1. Department of Biomedical Laboratory Science, College of Health Science, Eulji University, Seongnam-si, Gyeonggi-do, 13135, Republic of Korea
2. Department of Senior Healthcare, BK21 plus Program, Graduated School, Eulji University, Daejeon, 34824, Republic of Korea
3. Department of Biomedical Laboratory Science, College of Health Sciences, Yonsei University at Wonju, Wonju, Gangwon-do 26493
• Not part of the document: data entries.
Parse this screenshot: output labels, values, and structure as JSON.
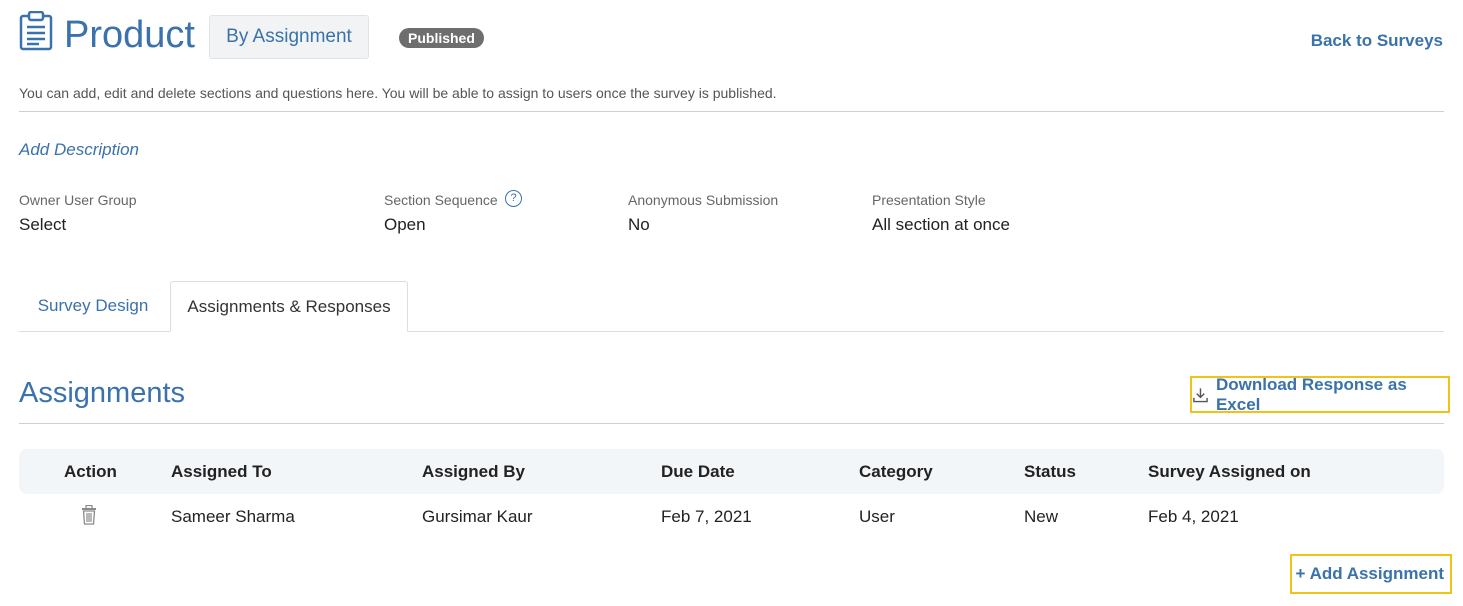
{
  "header": {
    "title": "Product",
    "assignment_button": "By Assignment",
    "status_badge": "Published",
    "back_link": "Back to Surveys",
    "icon": "clipboard-icon"
  },
  "helper_text": "You can add, edit and delete sections and questions here. You will be able to assign to users once the survey is published.",
  "add_description": "Add Description",
  "meta": [
    {
      "label": "Owner User Group",
      "value": "Select"
    },
    {
      "label": "Section Sequence",
      "value": "Open",
      "help_icon": "?"
    },
    {
      "label": "Anonymous Submission",
      "value": "No"
    },
    {
      "label": "Presentation Style",
      "value": "All section at once"
    }
  ],
  "tabs": [
    {
      "label": "Survey Design",
      "active": false
    },
    {
      "label": "Assignments & Responses",
      "active": true
    }
  ],
  "assignments": {
    "title": "Assignments",
    "download_label": "Download Response as Excel",
    "download_icon": "download-icon",
    "columns": [
      "Action",
      "Assigned To",
      "Assigned By",
      "Due Date",
      "Category",
      "Status",
      "Survey Assigned on"
    ],
    "rows": [
      {
        "assigned_to": "Sameer Sharma",
        "assigned_by": "Gursimar Kaur",
        "due_date": "Feb 7, 2021",
        "category": "User",
        "status": "New",
        "assigned_on": "Feb 4, 2021",
        "action_icon": "trash-icon"
      }
    ],
    "add_label": "+ Add Assignment"
  },
  "colors": {
    "accent": "#3a72ab",
    "highlight": "#f2c317",
    "badge": "#6e6e6e"
  }
}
Cardiovascular disease (CVD) is highly fatal, and 80 percent of the mortality is attributed to heart attack and stroke. Atherosclerosis is a disease that increases a patient's risk to CVD and is characterized by atheroma formed by immune cells, lipids, and smooth muscle cells. When an atherosclerotic lesion grows and blocks blood vessels or when an atheroma ruptures and blocks blood vessels by embolism, sudden angina, or stroke can occur. It is therefore important to diagnose atherosclerosis early and prevent its progression to more severe disease. Although myeloperoxidase, plasma fibrinogen, cardiac troponin-I, and C-reactive protein have been considered as diagnostic markers for multiple cardiac risks, specific biomarkers for atherosclerosis have not been clearly determined yet. Particularly, reliable biomarkers for the diagnosis of atherosclerosis using whole blood are not yet available. In this study, we screened potential biomarker genes and proteins from whole blood of apolipoprotein E knockout (ApoE-/-) mice maintained on a Western diet, by comparing them to ApoE+/+ mice. We used whole blood for microarray and proteome array. Candidate genes and proteins identified from each method were confirmed with quantitative real-time PCR and ELISA. Based on our data, we speculate that Lilrb4a, n-R5s136, and IL-5 are potential targets that can be developed into novel biomarkers of atherosclerosis. Our study contributes to the diagnosis of atherosclerosis using whole blood in clinical settings.
Keywords: Atherosclerosis, ApoE knockout, microarray, proteome array, biomarker